Visa (V) expects to resolve its differences with Amazon.com (AMZN) in the U.K. and hopes that the e-commerce giant keeps the payment network on as partner for its co-branded credit card. "We've resolved these things in the past, and I believe we'll resolve them in the future," CFO Vasant Prabhu announced in an interview. Amazon recently told its British customers it was acting because of Visa’s high fees, though Mastercard (MA) and Visa set nearly identical transactions fees in the U.K., according to payments firm Bambora.
Backdrop: Shares of Visa slid last Wednesday after Amazon said it would stop accepting UK-issued Visa credit cards for purchases made in Amazon.co.uk. It also offered affected customers £20 off their next purchase using an alternative payment method, which followed a report that Amazon was considering switching its co-branded credit card deal to Mastercard. Earlier this year, the retail giant moved to limit Visa's use in markets like Singapore, where a 0.5% transaction surcharge was added, as well as Australia.
The whole spat is putting a spotlight on credit card transaction fees, and could provide an opening for other payment options, especially upcoming fintech players.
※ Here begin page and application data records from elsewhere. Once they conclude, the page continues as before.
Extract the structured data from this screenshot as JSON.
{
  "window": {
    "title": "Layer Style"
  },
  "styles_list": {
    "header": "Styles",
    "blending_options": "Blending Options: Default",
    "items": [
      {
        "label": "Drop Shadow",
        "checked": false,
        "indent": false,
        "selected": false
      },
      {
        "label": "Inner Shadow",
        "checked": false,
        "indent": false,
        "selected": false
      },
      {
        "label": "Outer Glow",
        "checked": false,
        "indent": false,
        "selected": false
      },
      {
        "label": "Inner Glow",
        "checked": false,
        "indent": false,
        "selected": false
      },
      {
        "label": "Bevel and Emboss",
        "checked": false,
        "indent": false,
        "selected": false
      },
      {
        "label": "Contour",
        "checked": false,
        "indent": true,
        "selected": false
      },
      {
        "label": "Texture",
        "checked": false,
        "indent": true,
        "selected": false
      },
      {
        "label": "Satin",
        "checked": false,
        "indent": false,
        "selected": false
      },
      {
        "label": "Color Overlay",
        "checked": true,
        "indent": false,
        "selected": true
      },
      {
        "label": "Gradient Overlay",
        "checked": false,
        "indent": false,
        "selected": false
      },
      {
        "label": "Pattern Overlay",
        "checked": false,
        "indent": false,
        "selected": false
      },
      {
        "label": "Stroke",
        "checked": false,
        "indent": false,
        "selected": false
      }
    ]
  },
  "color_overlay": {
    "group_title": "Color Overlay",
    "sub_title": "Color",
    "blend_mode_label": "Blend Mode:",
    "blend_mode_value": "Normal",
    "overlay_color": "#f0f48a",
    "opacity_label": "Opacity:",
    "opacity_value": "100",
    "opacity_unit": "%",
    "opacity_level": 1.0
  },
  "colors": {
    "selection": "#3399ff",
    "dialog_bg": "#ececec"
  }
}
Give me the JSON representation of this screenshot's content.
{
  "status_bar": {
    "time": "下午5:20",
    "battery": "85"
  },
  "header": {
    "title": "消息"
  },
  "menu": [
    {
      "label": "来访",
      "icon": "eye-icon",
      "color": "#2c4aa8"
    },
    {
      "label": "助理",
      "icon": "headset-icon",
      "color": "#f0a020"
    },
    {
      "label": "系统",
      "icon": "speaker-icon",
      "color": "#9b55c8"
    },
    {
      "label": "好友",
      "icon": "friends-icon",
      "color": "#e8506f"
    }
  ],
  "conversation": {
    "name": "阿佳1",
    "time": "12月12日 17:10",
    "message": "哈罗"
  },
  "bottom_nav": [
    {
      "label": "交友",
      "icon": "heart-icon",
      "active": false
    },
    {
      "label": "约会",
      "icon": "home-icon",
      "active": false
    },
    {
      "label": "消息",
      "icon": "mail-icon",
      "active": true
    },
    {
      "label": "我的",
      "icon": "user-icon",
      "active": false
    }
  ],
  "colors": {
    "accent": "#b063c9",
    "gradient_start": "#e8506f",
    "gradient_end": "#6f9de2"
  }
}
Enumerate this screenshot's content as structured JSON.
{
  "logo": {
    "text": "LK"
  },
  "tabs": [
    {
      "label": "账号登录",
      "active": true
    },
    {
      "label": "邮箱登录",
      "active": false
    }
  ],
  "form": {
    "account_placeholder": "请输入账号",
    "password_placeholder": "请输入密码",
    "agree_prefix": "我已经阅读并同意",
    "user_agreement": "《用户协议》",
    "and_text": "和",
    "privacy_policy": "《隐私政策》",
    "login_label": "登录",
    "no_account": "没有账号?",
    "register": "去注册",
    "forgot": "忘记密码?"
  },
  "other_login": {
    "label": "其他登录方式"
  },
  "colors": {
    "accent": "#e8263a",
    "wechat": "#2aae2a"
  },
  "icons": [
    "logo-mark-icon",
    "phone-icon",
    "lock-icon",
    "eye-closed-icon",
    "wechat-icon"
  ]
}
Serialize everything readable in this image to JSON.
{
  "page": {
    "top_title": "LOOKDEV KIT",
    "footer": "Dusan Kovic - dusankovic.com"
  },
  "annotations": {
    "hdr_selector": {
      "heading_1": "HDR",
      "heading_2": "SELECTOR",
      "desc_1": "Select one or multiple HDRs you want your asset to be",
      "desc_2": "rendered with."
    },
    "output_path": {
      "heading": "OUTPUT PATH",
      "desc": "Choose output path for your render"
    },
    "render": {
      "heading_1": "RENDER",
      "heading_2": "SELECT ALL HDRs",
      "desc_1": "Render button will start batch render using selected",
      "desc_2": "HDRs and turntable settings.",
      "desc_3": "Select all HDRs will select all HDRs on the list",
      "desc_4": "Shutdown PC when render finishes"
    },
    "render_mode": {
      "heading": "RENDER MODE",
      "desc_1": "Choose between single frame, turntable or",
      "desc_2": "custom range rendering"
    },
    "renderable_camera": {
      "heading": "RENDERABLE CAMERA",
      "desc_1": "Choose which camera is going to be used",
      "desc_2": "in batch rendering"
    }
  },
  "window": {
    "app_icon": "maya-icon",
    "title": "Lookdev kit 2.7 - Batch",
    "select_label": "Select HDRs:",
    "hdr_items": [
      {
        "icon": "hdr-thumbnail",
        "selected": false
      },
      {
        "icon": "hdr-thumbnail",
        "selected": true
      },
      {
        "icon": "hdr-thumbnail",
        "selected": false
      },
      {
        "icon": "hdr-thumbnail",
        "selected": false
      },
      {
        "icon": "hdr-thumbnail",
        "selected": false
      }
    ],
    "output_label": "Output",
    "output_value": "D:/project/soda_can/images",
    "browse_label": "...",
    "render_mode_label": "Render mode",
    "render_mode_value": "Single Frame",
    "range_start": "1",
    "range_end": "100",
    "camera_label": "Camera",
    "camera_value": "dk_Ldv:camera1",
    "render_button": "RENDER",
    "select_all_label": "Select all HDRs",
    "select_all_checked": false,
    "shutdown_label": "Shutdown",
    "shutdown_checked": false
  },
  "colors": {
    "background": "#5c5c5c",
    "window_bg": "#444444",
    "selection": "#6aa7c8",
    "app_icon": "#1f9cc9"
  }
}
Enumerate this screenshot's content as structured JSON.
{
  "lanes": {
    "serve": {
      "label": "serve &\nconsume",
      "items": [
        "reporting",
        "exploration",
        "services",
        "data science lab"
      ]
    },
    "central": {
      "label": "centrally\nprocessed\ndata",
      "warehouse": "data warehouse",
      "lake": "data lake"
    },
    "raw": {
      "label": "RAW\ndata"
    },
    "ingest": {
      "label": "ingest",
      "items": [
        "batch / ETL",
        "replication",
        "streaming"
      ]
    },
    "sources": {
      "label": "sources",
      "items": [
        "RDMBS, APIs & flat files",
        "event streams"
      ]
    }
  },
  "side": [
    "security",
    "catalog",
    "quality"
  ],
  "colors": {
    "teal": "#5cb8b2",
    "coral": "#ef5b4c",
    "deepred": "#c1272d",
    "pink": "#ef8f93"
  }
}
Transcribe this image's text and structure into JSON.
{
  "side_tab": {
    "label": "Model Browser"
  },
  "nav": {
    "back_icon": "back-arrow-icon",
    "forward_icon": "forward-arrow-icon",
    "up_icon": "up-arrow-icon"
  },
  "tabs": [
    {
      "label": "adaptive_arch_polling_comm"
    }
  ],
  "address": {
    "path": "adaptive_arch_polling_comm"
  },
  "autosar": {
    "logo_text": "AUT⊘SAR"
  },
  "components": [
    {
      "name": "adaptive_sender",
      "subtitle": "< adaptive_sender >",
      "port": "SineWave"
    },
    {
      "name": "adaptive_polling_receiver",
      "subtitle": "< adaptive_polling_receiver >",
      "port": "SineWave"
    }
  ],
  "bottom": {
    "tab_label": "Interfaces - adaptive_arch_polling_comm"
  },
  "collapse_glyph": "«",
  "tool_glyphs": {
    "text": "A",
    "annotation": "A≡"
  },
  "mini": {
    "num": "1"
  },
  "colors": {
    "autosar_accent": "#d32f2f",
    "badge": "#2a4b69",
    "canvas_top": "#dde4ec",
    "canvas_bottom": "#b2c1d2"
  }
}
Account-to-account payments and 'buy now, pay later' option have been growing in popularity - compared to the payment rails and traditional systems of Visa and Mastercard - and Amazon has been experimenting in the space, offering BNPL options to U.S. shoppers through third-party provider Affirm (AFRM).
Commentary: "This should not be considered a shock, as Amazon has been using every negotiating tactic available to bring down the cost of processing payments," said Kenneth Suchoski, equity research analyst at Autonomous Research, adding that the move would have little impact on Visa's bottom line. (33 comments)
In Asia, Japan +0.1%. Hong Kong -0.4%. China +0.6%. India -2%.
In Europe, at midday, London +0.4%. Paris +0.2%. Frankfurt +0.1%.
Futures at 6:20, Dow +0.4%. S&P +0.3%. Nasdaq +0.4%. Crude +0.2% at $76.09. Gold -0.6% at $1840.50. Bitcoin -2.7% at $57250.
Ten-year Treasury Yield +5 bps to 1.58%
Today's Economic Calendar
What else is happening...
Goldman picks best high-growth stocks for rising rates in '22.
U.S. and China discuss release of strategic oil reserves.